Problem to solve => The copy must match the data word for word and contain no pictures.

Records shown =>
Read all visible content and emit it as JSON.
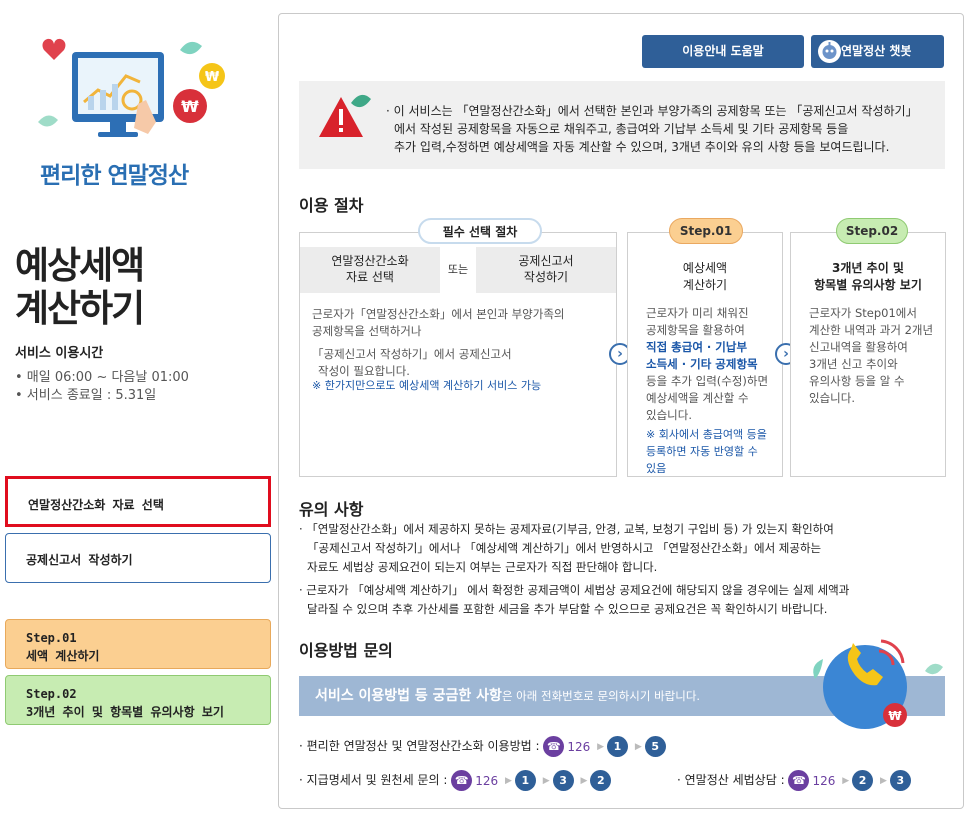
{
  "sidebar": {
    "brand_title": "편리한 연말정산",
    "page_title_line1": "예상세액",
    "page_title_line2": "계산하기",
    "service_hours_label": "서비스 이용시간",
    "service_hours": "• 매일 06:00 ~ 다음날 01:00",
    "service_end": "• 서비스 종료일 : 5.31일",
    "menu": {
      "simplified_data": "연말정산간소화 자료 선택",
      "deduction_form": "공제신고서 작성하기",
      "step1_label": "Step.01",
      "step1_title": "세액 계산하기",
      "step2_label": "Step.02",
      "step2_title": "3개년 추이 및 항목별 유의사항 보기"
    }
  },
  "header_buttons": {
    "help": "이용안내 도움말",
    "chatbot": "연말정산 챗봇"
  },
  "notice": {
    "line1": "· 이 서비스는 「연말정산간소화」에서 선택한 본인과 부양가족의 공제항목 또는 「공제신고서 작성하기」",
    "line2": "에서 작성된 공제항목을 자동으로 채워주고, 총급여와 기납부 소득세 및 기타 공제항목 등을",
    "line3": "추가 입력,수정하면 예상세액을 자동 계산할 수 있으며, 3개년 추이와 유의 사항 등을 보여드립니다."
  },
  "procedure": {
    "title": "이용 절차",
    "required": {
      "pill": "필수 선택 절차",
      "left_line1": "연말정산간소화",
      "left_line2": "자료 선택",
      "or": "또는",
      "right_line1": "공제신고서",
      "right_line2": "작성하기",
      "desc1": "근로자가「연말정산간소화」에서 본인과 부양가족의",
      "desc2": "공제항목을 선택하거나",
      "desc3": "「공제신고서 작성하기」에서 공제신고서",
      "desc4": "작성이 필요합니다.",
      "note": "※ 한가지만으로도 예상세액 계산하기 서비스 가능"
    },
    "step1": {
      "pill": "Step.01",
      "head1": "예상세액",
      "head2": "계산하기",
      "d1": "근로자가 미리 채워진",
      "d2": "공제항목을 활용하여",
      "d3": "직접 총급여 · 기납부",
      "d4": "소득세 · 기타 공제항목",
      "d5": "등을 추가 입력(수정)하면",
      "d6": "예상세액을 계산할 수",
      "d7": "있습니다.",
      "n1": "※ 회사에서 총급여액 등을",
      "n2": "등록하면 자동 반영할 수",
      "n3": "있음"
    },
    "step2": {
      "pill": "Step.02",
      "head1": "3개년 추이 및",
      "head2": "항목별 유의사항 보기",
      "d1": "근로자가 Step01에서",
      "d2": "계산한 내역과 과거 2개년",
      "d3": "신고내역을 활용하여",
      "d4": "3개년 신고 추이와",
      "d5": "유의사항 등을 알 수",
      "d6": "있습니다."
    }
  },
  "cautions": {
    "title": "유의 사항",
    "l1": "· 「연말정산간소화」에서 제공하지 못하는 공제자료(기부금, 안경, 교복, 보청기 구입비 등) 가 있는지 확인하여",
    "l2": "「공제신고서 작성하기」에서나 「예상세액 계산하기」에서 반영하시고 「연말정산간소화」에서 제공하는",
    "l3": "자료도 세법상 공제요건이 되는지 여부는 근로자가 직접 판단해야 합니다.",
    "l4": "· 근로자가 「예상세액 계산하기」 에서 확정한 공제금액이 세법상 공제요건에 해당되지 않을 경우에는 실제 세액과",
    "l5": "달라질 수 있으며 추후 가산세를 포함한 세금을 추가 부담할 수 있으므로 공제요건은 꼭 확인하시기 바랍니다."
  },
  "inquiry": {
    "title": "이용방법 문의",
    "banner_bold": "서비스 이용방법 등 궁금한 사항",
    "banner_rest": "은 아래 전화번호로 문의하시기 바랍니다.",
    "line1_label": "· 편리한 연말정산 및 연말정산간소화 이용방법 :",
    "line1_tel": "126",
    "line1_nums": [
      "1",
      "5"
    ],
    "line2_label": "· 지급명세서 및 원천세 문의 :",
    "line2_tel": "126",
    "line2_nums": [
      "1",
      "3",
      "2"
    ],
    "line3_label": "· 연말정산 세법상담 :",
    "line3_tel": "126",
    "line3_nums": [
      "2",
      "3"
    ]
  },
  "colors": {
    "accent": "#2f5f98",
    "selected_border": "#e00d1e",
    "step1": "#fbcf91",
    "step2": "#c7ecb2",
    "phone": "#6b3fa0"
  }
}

Solution to this problem =>
Read all visible content and emit it as JSON.
{
  "sidebar": {
    "brand_title": "편리한 연말정산",
    "page_title_line1": "예상세액",
    "page_title_line2": "계산하기",
    "service_hours_label": "서비스 이용시간",
    "service_hours": "• 매일 06:00 ~ 다음날 01:00",
    "service_end": "• 서비스 종료일 : 5.31일",
    "menu": {
      "simplified_data": "연말정산간소화 자료 선택",
      "deduction_form": "공제신고서 작성하기",
      "step1_label": "Step.01",
      "step1_title": "세액 계산하기",
      "step2_label": "Step.02",
      "step2_title": "3개년 추이 및 항목별 유의사항 보기"
    }
  },
  "header_buttons": {
    "help": "이용안내 도움말",
    "chatbot": "연말정산 챗봇"
  },
  "notice": {
    "line1": "· 이 서비스는 「연말정산간소화」에서 선택한 본인과 부양가족의 공제항목 또는 「공제신고서 작성하기」",
    "line2": "에서 작성된 공제항목을 자동으로 채워주고, 총급여와 기납부 소득세 및 기타 공제항목 등을",
    "line3": "추가 입력,수정하면 예상세액을 자동 계산할 수 있으며, 3개년 추이와 유의 사항 등을 보여드립니다."
  },
  "procedure": {
    "title": "이용 절차",
    "required": {
      "pill": "필수 선택 절차",
      "left_line1": "연말정산간소화",
      "left_line2": "자료 선택",
      "or": "또는",
      "right_line1": "공제신고서",
      "right_line2": "작성하기",
      "desc1": "근로자가「연말정산간소화」에서 본인과 부양가족의",
      "desc2": "공제항목을 선택하거나",
      "desc3": "「공제신고서 작성하기」에서 공제신고서",
      "desc4": "작성이 필요합니다.",
      "note": "※ 한가지만으로도 예상세액 계산하기 서비스 가능"
    },
    "step1": {
      "pill": "Step.01",
      "head1": "예상세액",
      "head2": "계산하기",
      "d1": "근로자가 미리 채워진",
      "d2": "공제항목을 활용하여",
      "d3": "직접 총급여 · 기납부",
      "d4": "소득세 · 기타 공제항목",
      "d5": "등을 추가 입력(수정)하면",
      "d6": "예상세액을 계산할 수",
      "d7": "있습니다.",
      "n1": "※ 회사에서 총급여액 등을",
      "n2": "등록하면 자동 반영할 수",
      "n3": "있음"
    },
    "step2": {
      "pill": "Step.02",
      "head1": "3개년 추이 및",
      "head2": "항목별 유의사항 보기",
      "d1": "근로자가 Step01에서",
      "d2": "계산한 내역과 과거 2개년",
      "d3": "신고내역을 활용하여",
      "d4": "3개년 신고 추이와",
      "d5": "유의사항 등을 알 수",
      "d6": "있습니다."
    }
  },
  "cautions": {
    "title": "유의 사항",
    "l1": "· 「연말정산간소화」에서 제공하지 못하는 공제자료(기부금, 안경, 교복, 보청기 구입비 등) 가 있는지 확인하여",
    "l2": "「공제신고서 작성하기」에서나 「예상세액 계산하기」에서 반영하시고 「연말정산간소화」에서 제공하는",
    "l3": "자료도 세법상 공제요건이 되는지 여부는 근로자가 직접 판단해야 합니다.",
    "l4": "· 근로자가 「예상세액 계산하기」 에서 확정한 공제금액이 세법상 공제요건에 해당되지 않을 경우에는 실제 세액과",
    "l5": "달라질 수 있으며 추후 가산세를 포함한 세금을 추가 부담할 수 있으므로 공제요건은 꼭 확인하시기 바랍니다."
  },
  "inquiry": {
    "title": "이용방법 문의",
    "banner_bold": "서비스 이용방법 등 궁금한 사항",
    "banner_rest": "은 아래 전화번호로 문의하시기 바랍니다.",
    "line1_label": "· 편리한 연말정산 및 연말정산간소화 이용방법 :",
    "line1_tel": "126",
    "line1_nums": [
      "1",
      "5"
    ],
    "line2_label": "· 지급명세서 및 원천세 문의 :",
    "line2_tel": "126",
    "line2_nums": [
      "1",
      "3",
      "2"
    ],
    "line3_label": "· 연말정산 세법상담 :",
    "line3_tel": "126",
    "line3_nums": [
      "2",
      "3"
    ]
  },
  "colors": {
    "accent": "#2f5f98",
    "selected_border": "#e00d1e",
    "step1": "#fbcf91",
    "step2": "#c7ecb2",
    "phone": "#6b3fa0"
  }
}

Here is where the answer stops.